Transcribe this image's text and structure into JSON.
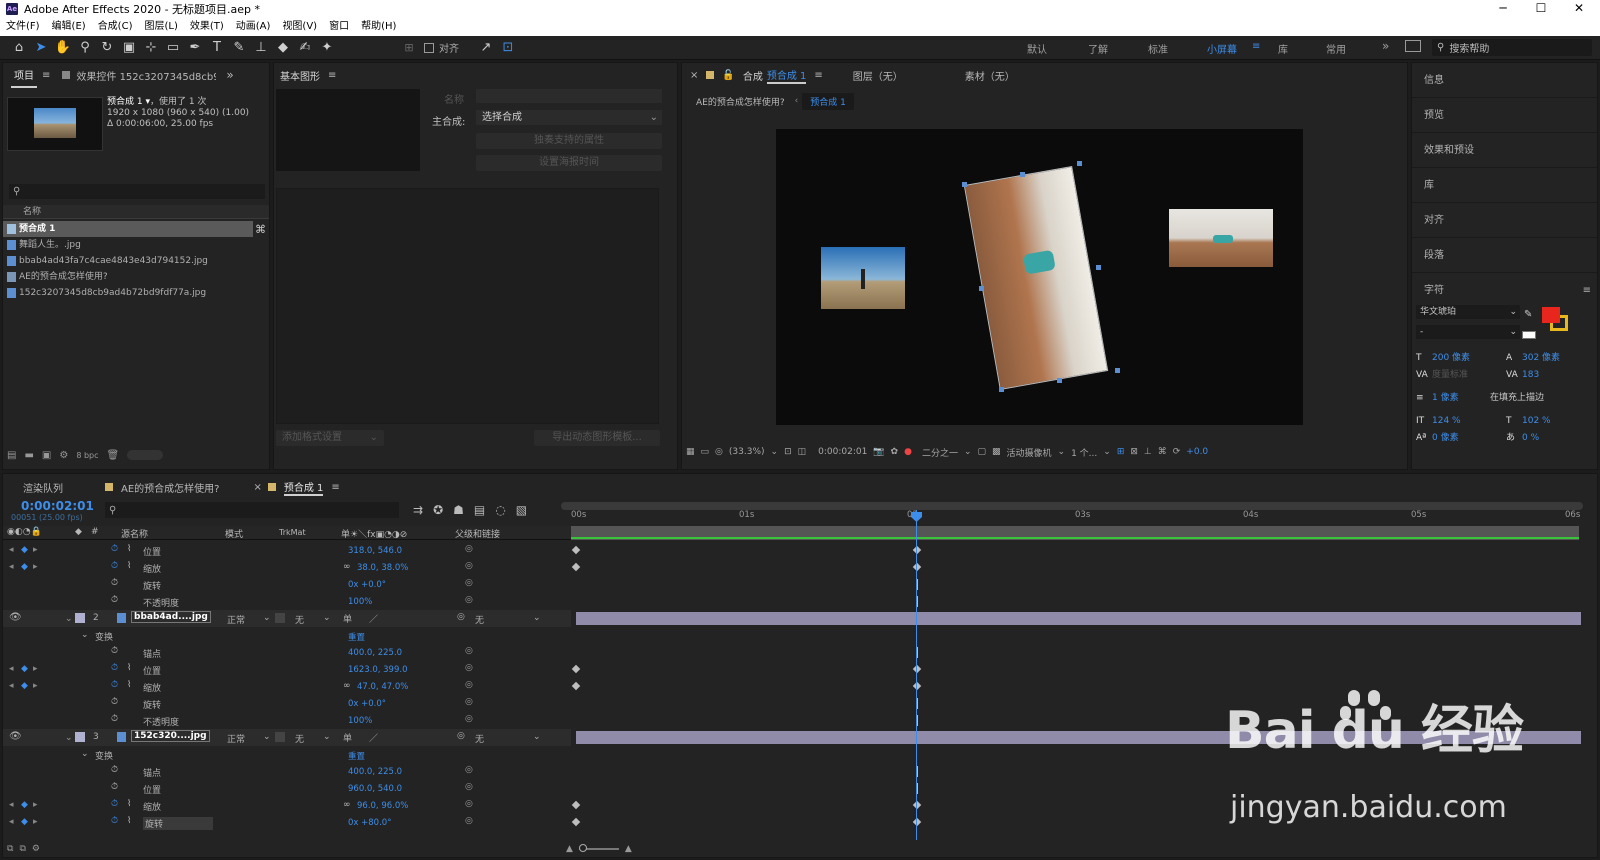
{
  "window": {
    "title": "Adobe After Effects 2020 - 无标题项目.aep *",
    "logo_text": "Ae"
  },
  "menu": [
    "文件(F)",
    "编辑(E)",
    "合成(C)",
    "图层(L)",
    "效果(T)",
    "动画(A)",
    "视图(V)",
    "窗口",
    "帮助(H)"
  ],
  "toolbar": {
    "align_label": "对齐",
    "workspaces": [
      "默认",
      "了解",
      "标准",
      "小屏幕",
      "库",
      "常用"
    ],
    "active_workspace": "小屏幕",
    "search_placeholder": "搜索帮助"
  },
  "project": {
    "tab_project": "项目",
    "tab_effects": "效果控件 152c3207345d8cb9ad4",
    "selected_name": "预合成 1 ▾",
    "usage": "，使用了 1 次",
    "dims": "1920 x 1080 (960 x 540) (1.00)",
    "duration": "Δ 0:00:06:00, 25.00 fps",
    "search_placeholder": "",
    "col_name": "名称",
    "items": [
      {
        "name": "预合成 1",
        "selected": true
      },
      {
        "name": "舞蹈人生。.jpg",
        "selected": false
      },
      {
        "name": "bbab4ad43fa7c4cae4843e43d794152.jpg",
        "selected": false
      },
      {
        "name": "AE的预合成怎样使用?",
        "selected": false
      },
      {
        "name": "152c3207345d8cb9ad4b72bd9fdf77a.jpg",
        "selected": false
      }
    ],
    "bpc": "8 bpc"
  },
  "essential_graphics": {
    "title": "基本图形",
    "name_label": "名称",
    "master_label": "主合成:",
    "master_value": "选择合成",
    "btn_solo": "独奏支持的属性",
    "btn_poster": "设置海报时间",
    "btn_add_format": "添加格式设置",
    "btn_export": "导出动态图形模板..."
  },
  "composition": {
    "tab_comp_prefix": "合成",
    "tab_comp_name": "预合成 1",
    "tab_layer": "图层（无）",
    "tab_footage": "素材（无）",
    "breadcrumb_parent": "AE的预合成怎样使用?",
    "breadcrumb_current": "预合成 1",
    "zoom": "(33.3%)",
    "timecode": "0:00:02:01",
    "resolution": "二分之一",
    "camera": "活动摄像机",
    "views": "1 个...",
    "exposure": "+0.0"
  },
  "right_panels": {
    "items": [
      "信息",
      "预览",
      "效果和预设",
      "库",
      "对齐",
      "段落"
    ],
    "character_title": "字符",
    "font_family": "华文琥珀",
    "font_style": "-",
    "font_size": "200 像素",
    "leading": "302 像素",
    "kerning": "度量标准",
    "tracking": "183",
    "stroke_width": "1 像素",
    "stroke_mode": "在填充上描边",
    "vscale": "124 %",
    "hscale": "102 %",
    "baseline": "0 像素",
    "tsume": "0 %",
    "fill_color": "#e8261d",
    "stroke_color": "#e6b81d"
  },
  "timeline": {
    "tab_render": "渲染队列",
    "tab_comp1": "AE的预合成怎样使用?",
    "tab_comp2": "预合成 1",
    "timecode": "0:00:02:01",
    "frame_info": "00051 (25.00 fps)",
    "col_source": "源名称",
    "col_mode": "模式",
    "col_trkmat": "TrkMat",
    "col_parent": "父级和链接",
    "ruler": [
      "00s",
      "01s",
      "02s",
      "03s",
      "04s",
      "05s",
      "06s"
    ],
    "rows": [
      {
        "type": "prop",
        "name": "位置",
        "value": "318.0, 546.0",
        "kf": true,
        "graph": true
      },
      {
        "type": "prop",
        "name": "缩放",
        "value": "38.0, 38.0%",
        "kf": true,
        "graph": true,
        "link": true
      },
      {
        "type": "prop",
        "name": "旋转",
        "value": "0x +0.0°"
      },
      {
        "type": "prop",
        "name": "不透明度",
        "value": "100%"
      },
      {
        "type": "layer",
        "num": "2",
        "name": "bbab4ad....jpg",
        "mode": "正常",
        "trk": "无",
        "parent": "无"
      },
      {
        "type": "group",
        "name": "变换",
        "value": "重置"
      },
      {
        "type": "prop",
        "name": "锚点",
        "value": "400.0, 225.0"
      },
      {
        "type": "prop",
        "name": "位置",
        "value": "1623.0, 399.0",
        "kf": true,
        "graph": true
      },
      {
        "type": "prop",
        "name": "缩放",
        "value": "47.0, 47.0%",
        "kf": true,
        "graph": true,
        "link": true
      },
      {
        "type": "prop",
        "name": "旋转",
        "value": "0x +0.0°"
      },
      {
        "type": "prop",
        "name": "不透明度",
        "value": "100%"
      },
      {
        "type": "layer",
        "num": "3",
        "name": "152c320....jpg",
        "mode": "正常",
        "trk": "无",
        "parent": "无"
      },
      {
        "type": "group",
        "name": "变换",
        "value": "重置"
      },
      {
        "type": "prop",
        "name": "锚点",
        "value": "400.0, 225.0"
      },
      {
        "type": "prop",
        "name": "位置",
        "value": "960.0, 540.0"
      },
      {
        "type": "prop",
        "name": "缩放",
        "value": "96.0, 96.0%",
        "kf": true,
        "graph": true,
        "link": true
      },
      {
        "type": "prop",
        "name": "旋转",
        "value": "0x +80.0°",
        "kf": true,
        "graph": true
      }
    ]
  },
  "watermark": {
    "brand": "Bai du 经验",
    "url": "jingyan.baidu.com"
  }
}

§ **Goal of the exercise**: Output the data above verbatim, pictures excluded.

§ **Response to this task**:
Transcribe this image's text and structure into JSON.
{
  "window": {
    "title": "Adobe After Effects 2020 - 无标题项目.aep *",
    "logo_text": "Ae"
  },
  "menu": [
    "文件(F)",
    "编辑(E)",
    "合成(C)",
    "图层(L)",
    "效果(T)",
    "动画(A)",
    "视图(V)",
    "窗口",
    "帮助(H)"
  ],
  "toolbar": {
    "align_label": "对齐",
    "workspaces": [
      "默认",
      "了解",
      "标准",
      "小屏幕",
      "库",
      "常用"
    ],
    "active_workspace": "小屏幕",
    "search_placeholder": "搜索帮助"
  },
  "project": {
    "tab_project": "项目",
    "tab_effects": "效果控件 152c3207345d8cb9ad4",
    "selected_name": "预合成 1 ▾",
    "usage": "，使用了 1 次",
    "dims": "1920 x 1080 (960 x 540) (1.00)",
    "duration": "Δ 0:00:06:00, 25.00 fps",
    "search_placeholder": "",
    "col_name": "名称",
    "items": [
      {
        "name": "预合成 1",
        "selected": true
      },
      {
        "name": "舞蹈人生。.jpg",
        "selected": false
      },
      {
        "name": "bbab4ad43fa7c4cae4843e43d794152.jpg",
        "selected": false
      },
      {
        "name": "AE的预合成怎样使用?",
        "selected": false
      },
      {
        "name": "152c3207345d8cb9ad4b72bd9fdf77a.jpg",
        "selected": false
      }
    ],
    "bpc": "8 bpc"
  },
  "essential_graphics": {
    "title": "基本图形",
    "name_label": "名称",
    "master_label": "主合成:",
    "master_value": "选择合成",
    "btn_solo": "独奏支持的属性",
    "btn_poster": "设置海报时间",
    "btn_add_format": "添加格式设置",
    "btn_export": "导出动态图形模板..."
  },
  "composition": {
    "tab_comp_prefix": "合成",
    "tab_comp_name": "预合成 1",
    "tab_layer": "图层（无）",
    "tab_footage": "素材（无）",
    "breadcrumb_parent": "AE的预合成怎样使用?",
    "breadcrumb_current": "预合成 1",
    "zoom": "(33.3%)",
    "timecode": "0:00:02:01",
    "resolution": "二分之一",
    "camera": "活动摄像机",
    "views": "1 个...",
    "exposure": "+0.0"
  },
  "right_panels": {
    "items": [
      "信息",
      "预览",
      "效果和预设",
      "库",
      "对齐",
      "段落"
    ],
    "character_title": "字符",
    "font_family": "华文琥珀",
    "font_style": "-",
    "font_size": "200 像素",
    "leading": "302 像素",
    "kerning": "度量标准",
    "tracking": "183",
    "stroke_width": "1 像素",
    "stroke_mode": "在填充上描边",
    "vscale": "124 %",
    "hscale": "102 %",
    "baseline": "0 像素",
    "tsume": "0 %",
    "fill_color": "#e8261d",
    "stroke_color": "#e6b81d"
  },
  "timeline": {
    "tab_render": "渲染队列",
    "tab_comp1": "AE的预合成怎样使用?",
    "tab_comp2": "预合成 1",
    "timecode": "0:00:02:01",
    "frame_info": "00051 (25.00 fps)",
    "col_source": "源名称",
    "col_mode": "模式",
    "col_trkmat": "TrkMat",
    "col_parent": "父级和链接",
    "ruler": [
      "00s",
      "01s",
      "02s",
      "03s",
      "04s",
      "05s",
      "06s"
    ],
    "rows": [
      {
        "type": "prop",
        "name": "位置",
        "value": "318.0, 546.0",
        "kf": true,
        "graph": true
      },
      {
        "type": "prop",
        "name": "缩放",
        "value": "38.0, 38.0%",
        "kf": true,
        "graph": true,
        "link": true
      },
      {
        "type": "prop",
        "name": "旋转",
        "value": "0x +0.0°"
      },
      {
        "type": "prop",
        "name": "不透明度",
        "value": "100%"
      },
      {
        "type": "layer",
        "num": "2",
        "name": "bbab4ad....jpg",
        "mode": "正常",
        "trk": "无",
        "parent": "无"
      },
      {
        "type": "group",
        "name": "变换",
        "value": "重置"
      },
      {
        "type": "prop",
        "name": "锚点",
        "value": "400.0, 225.0"
      },
      {
        "type": "prop",
        "name": "位置",
        "value": "1623.0, 399.0",
        "kf": true,
        "graph": true
      },
      {
        "type": "prop",
        "name": "缩放",
        "value": "47.0, 47.0%",
        "kf": true,
        "graph": true,
        "link": true
      },
      {
        "type": "prop",
        "name": "旋转",
        "value": "0x +0.0°"
      },
      {
        "type": "prop",
        "name": "不透明度",
        "value": "100%"
      },
      {
        "type": "layer",
        "num": "3",
        "name": "152c320....jpg",
        "mode": "正常",
        "trk": "无",
        "parent": "无"
      },
      {
        "type": "group",
        "name": "变换",
        "value": "重置"
      },
      {
        "type": "prop",
        "name": "锚点",
        "value": "400.0, 225.0"
      },
      {
        "type": "prop",
        "name": "位置",
        "value": "960.0, 540.0"
      },
      {
        "type": "prop",
        "name": "缩放",
        "value": "96.0, 96.0%",
        "kf": true,
        "graph": true,
        "link": true
      },
      {
        "type": "prop",
        "name": "旋转",
        "value": "0x +80.0°",
        "kf": true,
        "graph": true
      }
    ]
  },
  "watermark": {
    "brand": "Bai du 经验",
    "url": "jingyan.baidu.com"
  }
}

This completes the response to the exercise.